BEGIN

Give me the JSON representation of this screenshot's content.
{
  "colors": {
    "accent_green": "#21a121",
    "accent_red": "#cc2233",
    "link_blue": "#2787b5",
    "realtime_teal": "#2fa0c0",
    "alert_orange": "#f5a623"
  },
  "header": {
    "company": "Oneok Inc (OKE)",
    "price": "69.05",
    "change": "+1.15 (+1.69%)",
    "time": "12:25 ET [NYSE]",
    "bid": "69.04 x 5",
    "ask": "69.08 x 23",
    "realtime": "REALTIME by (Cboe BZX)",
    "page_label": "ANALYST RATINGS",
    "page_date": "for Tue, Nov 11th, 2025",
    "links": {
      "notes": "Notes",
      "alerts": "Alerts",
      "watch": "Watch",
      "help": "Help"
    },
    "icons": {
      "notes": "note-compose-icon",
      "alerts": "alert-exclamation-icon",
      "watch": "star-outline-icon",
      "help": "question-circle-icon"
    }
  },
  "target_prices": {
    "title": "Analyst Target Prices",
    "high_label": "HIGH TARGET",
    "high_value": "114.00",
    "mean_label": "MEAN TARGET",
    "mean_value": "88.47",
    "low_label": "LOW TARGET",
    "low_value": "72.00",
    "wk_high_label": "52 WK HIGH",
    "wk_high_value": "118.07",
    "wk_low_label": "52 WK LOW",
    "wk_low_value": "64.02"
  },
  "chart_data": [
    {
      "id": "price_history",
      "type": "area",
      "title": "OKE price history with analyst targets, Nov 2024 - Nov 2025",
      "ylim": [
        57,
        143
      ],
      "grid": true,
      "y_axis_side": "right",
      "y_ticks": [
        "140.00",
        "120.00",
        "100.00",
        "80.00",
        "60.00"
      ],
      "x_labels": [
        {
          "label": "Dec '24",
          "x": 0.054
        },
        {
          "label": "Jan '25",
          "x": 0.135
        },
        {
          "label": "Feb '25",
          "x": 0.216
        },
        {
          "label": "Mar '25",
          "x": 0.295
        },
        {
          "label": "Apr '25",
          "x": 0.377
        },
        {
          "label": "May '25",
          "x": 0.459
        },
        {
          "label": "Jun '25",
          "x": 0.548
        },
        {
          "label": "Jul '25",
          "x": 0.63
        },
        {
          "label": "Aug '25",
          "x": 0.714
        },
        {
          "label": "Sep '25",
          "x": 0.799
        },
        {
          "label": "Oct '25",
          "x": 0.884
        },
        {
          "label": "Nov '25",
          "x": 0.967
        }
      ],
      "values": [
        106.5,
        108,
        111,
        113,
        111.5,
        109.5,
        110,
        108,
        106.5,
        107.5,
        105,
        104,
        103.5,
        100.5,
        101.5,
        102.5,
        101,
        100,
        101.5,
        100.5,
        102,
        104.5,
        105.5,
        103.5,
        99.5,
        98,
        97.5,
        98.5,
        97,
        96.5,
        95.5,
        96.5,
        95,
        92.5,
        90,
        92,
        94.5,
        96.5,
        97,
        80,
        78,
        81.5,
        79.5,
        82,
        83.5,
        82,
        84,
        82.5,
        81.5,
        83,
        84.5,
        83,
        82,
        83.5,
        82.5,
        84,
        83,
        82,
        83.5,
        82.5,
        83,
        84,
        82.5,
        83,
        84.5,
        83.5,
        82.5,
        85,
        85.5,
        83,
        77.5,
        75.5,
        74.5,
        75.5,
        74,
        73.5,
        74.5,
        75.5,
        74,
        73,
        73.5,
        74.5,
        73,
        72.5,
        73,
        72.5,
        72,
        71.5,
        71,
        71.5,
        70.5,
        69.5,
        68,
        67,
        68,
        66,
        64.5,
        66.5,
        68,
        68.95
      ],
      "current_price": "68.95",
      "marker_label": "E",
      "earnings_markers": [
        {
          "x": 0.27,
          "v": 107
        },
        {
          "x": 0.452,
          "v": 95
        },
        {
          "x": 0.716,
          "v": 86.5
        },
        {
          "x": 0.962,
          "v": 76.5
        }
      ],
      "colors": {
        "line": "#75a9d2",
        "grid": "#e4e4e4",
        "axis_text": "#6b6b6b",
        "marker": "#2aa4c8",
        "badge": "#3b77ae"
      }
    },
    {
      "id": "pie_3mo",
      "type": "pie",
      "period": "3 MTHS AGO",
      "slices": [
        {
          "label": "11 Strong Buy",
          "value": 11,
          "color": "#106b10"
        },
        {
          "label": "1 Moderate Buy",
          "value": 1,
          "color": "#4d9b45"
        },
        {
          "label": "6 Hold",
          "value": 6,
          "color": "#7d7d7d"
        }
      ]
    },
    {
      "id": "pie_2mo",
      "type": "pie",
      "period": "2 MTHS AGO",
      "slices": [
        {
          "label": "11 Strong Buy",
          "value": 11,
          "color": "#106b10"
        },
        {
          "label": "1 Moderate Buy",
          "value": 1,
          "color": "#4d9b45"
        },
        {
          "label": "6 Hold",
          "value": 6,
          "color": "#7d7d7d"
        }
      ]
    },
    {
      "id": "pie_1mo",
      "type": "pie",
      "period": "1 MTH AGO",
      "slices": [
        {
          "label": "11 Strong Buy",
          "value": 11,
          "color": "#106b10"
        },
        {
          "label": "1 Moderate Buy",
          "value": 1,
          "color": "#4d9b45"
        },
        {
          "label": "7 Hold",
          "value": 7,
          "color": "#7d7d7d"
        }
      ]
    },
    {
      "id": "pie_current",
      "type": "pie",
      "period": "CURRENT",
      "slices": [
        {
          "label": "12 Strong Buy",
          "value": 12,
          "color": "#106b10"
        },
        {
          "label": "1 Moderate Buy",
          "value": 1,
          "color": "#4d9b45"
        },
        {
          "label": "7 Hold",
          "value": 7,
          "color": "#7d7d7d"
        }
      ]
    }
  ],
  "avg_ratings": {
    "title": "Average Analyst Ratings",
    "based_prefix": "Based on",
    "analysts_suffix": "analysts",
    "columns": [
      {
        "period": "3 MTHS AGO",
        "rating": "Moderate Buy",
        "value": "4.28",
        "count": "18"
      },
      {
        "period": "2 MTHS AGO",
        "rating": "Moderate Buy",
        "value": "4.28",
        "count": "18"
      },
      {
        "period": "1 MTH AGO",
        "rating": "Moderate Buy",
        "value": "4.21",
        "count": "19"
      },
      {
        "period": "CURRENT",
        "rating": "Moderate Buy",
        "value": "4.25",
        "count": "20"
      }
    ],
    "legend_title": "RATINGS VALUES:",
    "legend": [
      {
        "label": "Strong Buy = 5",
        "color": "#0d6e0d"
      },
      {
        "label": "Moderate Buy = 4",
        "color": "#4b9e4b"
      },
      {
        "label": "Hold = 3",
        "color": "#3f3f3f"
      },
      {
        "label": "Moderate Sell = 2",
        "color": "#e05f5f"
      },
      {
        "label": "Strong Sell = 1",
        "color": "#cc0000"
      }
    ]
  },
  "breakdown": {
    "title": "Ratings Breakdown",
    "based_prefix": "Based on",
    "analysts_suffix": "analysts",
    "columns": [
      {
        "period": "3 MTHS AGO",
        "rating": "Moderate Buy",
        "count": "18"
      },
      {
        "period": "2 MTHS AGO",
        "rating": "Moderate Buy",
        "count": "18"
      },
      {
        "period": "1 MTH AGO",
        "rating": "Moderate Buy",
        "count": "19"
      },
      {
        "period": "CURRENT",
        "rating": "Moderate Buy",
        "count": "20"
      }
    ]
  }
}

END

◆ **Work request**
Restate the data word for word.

◆ **Solution for this task**
Give me the JSON representation of this screenshot's content.
{
  "colors": {
    "accent_green": "#21a121",
    "accent_red": "#cc2233",
    "link_blue": "#2787b5",
    "realtime_teal": "#2fa0c0",
    "alert_orange": "#f5a623"
  },
  "header": {
    "company": "Oneok Inc (OKE)",
    "price": "69.05",
    "change": "+1.15 (+1.69%)",
    "time": "12:25 ET [NYSE]",
    "bid": "69.04 x 5",
    "ask": "69.08 x 23",
    "realtime": "REALTIME by (Cboe BZX)",
    "page_label": "ANALYST RATINGS",
    "page_date": "for Tue, Nov 11th, 2025",
    "links": {
      "notes": "Notes",
      "alerts": "Alerts",
      "watch": "Watch",
      "help": "Help"
    },
    "icons": {
      "notes": "note-compose-icon",
      "alerts": "alert-exclamation-icon",
      "watch": "star-outline-icon",
      "help": "question-circle-icon"
    }
  },
  "target_prices": {
    "title": "Analyst Target Prices",
    "high_label": "HIGH TARGET",
    "high_value": "114.00",
    "mean_label": "MEAN TARGET",
    "mean_value": "88.47",
    "low_label": "LOW TARGET",
    "low_value": "72.00",
    "wk_high_label": "52 WK HIGH",
    "wk_high_value": "118.07",
    "wk_low_label": "52 WK LOW",
    "wk_low_value": "64.02"
  },
  "chart_data": [
    {
      "id": "price_history",
      "type": "area",
      "title": "OKE price history with analyst targets, Nov 2024 - Nov 2025",
      "ylim": [
        57,
        143
      ],
      "grid": true,
      "y_axis_side": "right",
      "y_ticks": [
        "140.00",
        "120.00",
        "100.00",
        "80.00",
        "60.00"
      ],
      "x_labels": [
        {
          "label": "Dec '24",
          "x": 0.054
        },
        {
          "label": "Jan '25",
          "x": 0.135
        },
        {
          "label": "Feb '25",
          "x": 0.216
        },
        {
          "label": "Mar '25",
          "x": 0.295
        },
        {
          "label": "Apr '25",
          "x": 0.377
        },
        {
          "label": "May '25",
          "x": 0.459
        },
        {
          "label": "Jun '25",
          "x": 0.548
        },
        {
          "label": "Jul '25",
          "x": 0.63
        },
        {
          "label": "Aug '25",
          "x": 0.714
        },
        {
          "label": "Sep '25",
          "x": 0.799
        },
        {
          "label": "Oct '25",
          "x": 0.884
        },
        {
          "label": "Nov '25",
          "x": 0.967
        }
      ],
      "values": [
        106.5,
        108,
        111,
        113,
        111.5,
        109.5,
        110,
        108,
        106.5,
        107.5,
        105,
        104,
        103.5,
        100.5,
        101.5,
        102.5,
        101,
        100,
        101.5,
        100.5,
        102,
        104.5,
        105.5,
        103.5,
        99.5,
        98,
        97.5,
        98.5,
        97,
        96.5,
        95.5,
        96.5,
        95,
        92.5,
        90,
        92,
        94.5,
        96.5,
        97,
        80,
        78,
        81.5,
        79.5,
        82,
        83.5,
        82,
        84,
        82.5,
        81.5,
        83,
        84.5,
        83,
        82,
        83.5,
        82.5,
        84,
        83,
        82,
        83.5,
        82.5,
        83,
        84,
        82.5,
        83,
        84.5,
        83.5,
        82.5,
        85,
        85.5,
        83,
        77.5,
        75.5,
        74.5,
        75.5,
        74,
        73.5,
        74.5,
        75.5,
        74,
        73,
        73.5,
        74.5,
        73,
        72.5,
        73,
        72.5,
        72,
        71.5,
        71,
        71.5,
        70.5,
        69.5,
        68,
        67,
        68,
        66,
        64.5,
        66.5,
        68,
        68.95
      ],
      "current_price": "68.95",
      "marker_label": "E",
      "earnings_markers": [
        {
          "x": 0.27,
          "v": 107
        },
        {
          "x": 0.452,
          "v": 95
        },
        {
          "x": 0.716,
          "v": 86.5
        },
        {
          "x": 0.962,
          "v": 76.5
        }
      ],
      "colors": {
        "line": "#75a9d2",
        "grid": "#e4e4e4",
        "axis_text": "#6b6b6b",
        "marker": "#2aa4c8",
        "badge": "#3b77ae"
      }
    },
    {
      "id": "pie_3mo",
      "type": "pie",
      "period": "3 MTHS AGO",
      "slices": [
        {
          "label": "11 Strong Buy",
          "value": 11,
          "color": "#106b10"
        },
        {
          "label": "1 Moderate Buy",
          "value": 1,
          "color": "#4d9b45"
        },
        {
          "label": "6 Hold",
          "value": 6,
          "color": "#7d7d7d"
        }
      ]
    },
    {
      "id": "pie_2mo",
      "type": "pie",
      "period": "2 MTHS AGO",
      "slices": [
        {
          "label": "11 Strong Buy",
          "value": 11,
          "color": "#106b10"
        },
        {
          "label": "1 Moderate Buy",
          "value": 1,
          "color": "#4d9b45"
        },
        {
          "label": "6 Hold",
          "value": 6,
          "color": "#7d7d7d"
        }
      ]
    },
    {
      "id": "pie_1mo",
      "type": "pie",
      "period": "1 MTH AGO",
      "slices": [
        {
          "label": "11 Strong Buy",
          "value": 11,
          "color": "#106b10"
        },
        {
          "label": "1 Moderate Buy",
          "value": 1,
          "color": "#4d9b45"
        },
        {
          "label": "7 Hold",
          "value": 7,
          "color": "#7d7d7d"
        }
      ]
    },
    {
      "id": "pie_current",
      "type": "pie",
      "period": "CURRENT",
      "slices": [
        {
          "label": "12 Strong Buy",
          "value": 12,
          "color": "#106b10"
        },
        {
          "label": "1 Moderate Buy",
          "value": 1,
          "color": "#4d9b45"
        },
        {
          "label": "7 Hold",
          "value": 7,
          "color": "#7d7d7d"
        }
      ]
    }
  ],
  "avg_ratings": {
    "title": "Average Analyst Ratings",
    "based_prefix": "Based on",
    "analysts_suffix": "analysts",
    "columns": [
      {
        "period": "3 MTHS AGO",
        "rating": "Moderate Buy",
        "value": "4.28",
        "count": "18"
      },
      {
        "period": "2 MTHS AGO",
        "rating": "Moderate Buy",
        "value": "4.28",
        "count": "18"
      },
      {
        "period": "1 MTH AGO",
        "rating": "Moderate Buy",
        "value": "4.21",
        "count": "19"
      },
      {
        "period": "CURRENT",
        "rating": "Moderate Buy",
        "value": "4.25",
        "count": "20"
      }
    ],
    "legend_title": "RATINGS VALUES:",
    "legend": [
      {
        "label": "Strong Buy = 5",
        "color": "#0d6e0d"
      },
      {
        "label": "Moderate Buy = 4",
        "color": "#4b9e4b"
      },
      {
        "label": "Hold = 3",
        "color": "#3f3f3f"
      },
      {
        "label": "Moderate Sell = 2",
        "color": "#e05f5f"
      },
      {
        "label": "Strong Sell = 1",
        "color": "#cc0000"
      }
    ]
  },
  "breakdown": {
    "title": "Ratings Breakdown",
    "based_prefix": "Based on",
    "analysts_suffix": "analysts",
    "columns": [
      {
        "period": "3 MTHS AGO",
        "rating": "Moderate Buy",
        "count": "18"
      },
      {
        "period": "2 MTHS AGO",
        "rating": "Moderate Buy",
        "count": "18"
      },
      {
        "period": "1 MTH AGO",
        "rating": "Moderate Buy",
        "count": "19"
      },
      {
        "period": "CURRENT",
        "rating": "Moderate Buy",
        "count": "20"
      }
    ]
  }
}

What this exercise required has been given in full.